How to care for your dentures and partials
A denture is fragile, so it is important to handle it with care. Remove and brush the denture daily, preferably with a brush designed specifically for cleaning dentures, using either a denture cleanser or toothpaste. Never use harsh, abrasive cleansers, including abrasive kinds of toothpaste, because they may scratch the surface of the denture. Don’t sterilize your denture with boiling water because it will cause it to become warped. If you wear a partial denture be sure to remove it before brushing your natural teeth. When not in use, soak it in a cleanser solution or in water. Get in the habit of keeping the denture in the same safe and handy place to reduce the likelihood of misplacement.
Steps to cleaning your dentures?
Steps to cleaning your dentures.

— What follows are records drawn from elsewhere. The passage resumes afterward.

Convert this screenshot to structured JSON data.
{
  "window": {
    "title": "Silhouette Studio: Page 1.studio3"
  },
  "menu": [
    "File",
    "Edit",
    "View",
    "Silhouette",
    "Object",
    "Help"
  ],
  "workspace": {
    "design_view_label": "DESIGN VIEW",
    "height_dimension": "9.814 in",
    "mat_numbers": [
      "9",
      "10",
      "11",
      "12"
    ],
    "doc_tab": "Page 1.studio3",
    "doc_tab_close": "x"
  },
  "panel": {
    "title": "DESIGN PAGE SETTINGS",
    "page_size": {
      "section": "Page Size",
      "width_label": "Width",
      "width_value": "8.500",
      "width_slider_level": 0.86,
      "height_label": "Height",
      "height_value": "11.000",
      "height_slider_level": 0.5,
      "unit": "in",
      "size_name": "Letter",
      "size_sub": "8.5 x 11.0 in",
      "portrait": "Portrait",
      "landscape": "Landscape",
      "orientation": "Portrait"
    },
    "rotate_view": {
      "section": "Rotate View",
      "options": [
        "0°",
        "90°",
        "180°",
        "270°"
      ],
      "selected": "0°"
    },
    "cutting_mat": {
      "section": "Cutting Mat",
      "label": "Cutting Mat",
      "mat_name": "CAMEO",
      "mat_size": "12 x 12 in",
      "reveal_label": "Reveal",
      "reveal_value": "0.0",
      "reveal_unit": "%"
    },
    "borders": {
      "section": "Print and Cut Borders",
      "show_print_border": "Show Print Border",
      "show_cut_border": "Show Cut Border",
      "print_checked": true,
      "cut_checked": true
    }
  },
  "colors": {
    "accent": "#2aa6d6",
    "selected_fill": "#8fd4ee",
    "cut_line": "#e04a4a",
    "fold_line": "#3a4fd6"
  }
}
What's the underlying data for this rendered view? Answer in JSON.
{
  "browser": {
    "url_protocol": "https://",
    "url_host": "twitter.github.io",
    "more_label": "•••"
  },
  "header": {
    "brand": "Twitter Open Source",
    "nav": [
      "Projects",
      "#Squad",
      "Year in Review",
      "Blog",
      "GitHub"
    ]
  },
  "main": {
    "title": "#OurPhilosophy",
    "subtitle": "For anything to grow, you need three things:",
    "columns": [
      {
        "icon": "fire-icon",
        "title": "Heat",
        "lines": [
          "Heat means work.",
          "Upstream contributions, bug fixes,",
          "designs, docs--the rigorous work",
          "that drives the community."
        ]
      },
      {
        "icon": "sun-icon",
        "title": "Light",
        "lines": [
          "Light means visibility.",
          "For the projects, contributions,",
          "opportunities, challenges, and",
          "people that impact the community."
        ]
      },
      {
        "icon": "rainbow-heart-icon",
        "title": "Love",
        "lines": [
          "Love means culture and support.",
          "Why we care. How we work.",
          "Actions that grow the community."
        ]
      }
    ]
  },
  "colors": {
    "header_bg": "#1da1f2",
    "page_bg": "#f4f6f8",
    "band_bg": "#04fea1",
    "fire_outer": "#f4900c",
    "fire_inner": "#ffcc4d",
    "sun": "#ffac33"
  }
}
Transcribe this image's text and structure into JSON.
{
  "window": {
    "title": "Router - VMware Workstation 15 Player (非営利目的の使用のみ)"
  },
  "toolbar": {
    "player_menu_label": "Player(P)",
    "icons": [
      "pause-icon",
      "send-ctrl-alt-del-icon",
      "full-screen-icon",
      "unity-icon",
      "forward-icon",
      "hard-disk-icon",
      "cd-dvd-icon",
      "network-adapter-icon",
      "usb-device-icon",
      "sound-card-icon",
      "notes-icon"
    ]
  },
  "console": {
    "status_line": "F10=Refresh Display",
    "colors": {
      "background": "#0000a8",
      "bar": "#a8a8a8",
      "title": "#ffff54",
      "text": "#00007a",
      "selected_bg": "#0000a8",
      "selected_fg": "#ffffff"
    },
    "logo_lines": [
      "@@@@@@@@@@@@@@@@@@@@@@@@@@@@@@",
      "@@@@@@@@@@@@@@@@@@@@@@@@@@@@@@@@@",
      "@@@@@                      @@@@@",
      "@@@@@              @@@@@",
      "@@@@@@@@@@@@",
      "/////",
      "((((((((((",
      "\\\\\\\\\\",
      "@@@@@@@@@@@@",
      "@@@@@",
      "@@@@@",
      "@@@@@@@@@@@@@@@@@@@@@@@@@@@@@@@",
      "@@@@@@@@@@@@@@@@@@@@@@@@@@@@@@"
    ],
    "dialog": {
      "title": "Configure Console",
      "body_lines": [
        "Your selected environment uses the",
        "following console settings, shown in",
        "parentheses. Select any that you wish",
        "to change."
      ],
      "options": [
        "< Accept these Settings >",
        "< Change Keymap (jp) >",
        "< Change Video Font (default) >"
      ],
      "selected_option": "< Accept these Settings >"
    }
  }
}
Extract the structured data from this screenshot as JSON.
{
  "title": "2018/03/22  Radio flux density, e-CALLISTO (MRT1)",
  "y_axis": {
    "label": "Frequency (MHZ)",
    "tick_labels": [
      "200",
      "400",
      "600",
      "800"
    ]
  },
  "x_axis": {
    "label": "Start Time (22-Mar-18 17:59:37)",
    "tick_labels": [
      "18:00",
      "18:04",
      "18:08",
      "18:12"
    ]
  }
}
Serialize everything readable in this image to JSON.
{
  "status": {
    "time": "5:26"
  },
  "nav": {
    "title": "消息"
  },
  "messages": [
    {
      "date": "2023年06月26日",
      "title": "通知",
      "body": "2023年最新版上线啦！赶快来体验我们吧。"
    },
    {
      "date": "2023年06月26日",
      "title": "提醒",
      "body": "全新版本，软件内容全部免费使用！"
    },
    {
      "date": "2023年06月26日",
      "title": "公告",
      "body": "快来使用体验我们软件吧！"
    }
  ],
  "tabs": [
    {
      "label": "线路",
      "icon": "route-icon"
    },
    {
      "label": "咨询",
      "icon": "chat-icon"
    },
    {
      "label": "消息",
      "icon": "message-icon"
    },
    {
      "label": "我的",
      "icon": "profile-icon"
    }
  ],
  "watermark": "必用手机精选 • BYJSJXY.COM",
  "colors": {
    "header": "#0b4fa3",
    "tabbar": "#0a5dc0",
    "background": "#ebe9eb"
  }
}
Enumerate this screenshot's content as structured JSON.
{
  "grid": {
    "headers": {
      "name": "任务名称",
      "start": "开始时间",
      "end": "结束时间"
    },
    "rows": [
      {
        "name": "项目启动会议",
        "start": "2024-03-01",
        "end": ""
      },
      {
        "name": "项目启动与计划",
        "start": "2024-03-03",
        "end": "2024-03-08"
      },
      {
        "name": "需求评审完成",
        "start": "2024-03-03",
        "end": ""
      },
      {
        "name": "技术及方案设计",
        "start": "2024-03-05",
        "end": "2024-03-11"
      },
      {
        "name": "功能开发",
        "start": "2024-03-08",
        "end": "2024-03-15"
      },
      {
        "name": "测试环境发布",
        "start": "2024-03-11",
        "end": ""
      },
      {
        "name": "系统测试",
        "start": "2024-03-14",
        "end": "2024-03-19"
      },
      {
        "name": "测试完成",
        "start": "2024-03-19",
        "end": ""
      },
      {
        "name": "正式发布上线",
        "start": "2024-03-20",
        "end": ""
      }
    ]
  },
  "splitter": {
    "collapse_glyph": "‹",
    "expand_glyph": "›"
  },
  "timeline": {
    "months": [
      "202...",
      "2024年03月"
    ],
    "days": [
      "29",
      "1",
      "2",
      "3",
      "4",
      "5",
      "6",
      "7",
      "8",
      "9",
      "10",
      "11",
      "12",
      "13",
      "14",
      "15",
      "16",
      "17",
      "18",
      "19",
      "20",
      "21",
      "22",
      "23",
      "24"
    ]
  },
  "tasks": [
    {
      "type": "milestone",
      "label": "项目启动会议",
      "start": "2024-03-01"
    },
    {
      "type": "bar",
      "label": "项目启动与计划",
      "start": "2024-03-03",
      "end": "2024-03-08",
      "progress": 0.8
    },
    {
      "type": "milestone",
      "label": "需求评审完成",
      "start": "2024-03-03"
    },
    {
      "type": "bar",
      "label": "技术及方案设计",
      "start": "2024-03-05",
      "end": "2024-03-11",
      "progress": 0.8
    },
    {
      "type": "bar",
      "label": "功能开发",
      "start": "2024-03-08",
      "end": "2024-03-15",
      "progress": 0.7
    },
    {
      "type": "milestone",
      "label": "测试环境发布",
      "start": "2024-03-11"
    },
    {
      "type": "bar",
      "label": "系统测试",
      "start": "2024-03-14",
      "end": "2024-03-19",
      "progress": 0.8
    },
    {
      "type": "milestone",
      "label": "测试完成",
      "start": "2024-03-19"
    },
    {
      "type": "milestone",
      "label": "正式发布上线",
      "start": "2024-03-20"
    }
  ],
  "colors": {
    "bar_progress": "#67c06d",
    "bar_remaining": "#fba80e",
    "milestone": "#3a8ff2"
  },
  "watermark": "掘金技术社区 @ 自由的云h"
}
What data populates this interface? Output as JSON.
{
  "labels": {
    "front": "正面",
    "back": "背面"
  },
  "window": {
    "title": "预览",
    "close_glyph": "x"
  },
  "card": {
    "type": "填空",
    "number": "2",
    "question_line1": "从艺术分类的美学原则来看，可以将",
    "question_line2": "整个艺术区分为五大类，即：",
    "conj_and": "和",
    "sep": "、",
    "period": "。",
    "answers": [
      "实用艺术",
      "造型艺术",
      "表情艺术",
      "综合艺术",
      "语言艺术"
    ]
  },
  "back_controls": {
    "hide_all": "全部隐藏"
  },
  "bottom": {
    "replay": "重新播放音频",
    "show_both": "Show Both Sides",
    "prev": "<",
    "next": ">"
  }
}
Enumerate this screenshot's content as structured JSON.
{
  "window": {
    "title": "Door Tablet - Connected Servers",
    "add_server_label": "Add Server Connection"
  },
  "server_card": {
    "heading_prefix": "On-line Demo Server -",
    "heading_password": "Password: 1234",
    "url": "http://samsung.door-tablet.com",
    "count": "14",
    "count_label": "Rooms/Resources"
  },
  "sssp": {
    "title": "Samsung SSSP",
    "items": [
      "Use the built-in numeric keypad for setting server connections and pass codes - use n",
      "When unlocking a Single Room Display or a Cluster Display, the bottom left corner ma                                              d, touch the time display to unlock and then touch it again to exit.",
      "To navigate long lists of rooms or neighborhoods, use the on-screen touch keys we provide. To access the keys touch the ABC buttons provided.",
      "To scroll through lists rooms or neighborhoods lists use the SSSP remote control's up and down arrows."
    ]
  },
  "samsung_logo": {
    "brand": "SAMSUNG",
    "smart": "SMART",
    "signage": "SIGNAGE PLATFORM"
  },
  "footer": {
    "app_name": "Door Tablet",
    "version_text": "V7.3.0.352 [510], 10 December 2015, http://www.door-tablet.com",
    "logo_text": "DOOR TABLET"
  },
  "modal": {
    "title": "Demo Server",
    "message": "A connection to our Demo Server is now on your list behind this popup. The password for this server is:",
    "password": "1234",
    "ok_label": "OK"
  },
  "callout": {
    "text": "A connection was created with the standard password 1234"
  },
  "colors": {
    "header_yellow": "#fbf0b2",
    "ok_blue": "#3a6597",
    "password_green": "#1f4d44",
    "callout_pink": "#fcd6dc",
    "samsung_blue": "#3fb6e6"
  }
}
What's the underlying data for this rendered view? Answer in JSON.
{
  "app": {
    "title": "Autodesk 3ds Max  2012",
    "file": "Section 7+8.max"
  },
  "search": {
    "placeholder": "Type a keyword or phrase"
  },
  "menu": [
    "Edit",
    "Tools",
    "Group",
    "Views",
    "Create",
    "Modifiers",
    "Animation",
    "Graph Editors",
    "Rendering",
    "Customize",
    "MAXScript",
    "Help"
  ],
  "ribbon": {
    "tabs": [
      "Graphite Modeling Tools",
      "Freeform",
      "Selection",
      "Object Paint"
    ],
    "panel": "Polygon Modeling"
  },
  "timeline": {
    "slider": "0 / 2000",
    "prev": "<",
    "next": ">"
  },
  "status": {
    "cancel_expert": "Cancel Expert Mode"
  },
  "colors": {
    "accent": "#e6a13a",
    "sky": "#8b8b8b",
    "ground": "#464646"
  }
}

Plaque can form on dentures, just like natural teeth. If it is not removed every day, your dentures may look less white and bright. It is important to clean dentures daily to avoid denture odor.
- Clean your dentures over a sink filled with water to avoid breakage if they drop.
- Rinse dentures thoroughly in warm water to remove any loose food particles.
- Use a denture cleaner such as Fixodent. (Some conventional toothpaste, bleach, vinegar, and soaps are not designed for denture cleaning and could, in some cases, cause damage. Scratched dentures will harbor unsightly plaque and bacteria, causing denture odor. Harsh products like bleach may even turn the pink parts of your denture white.
- Moisten a denture brush (not a soft-bristle toothbrush) to clean all surfaces of your denture gently. Brushing too hard can damage any plastic or metal parts. Rinse and brush in clean warm water.
- Use a soft-bristle toothbrush and a toothpaste to brush your gums, tongue, palate, and natural teeth before reinserting your dentures. This removes plaque from your mouth and stimulates circulation.
- Rinse with a mouthwash for a refreshing feeling.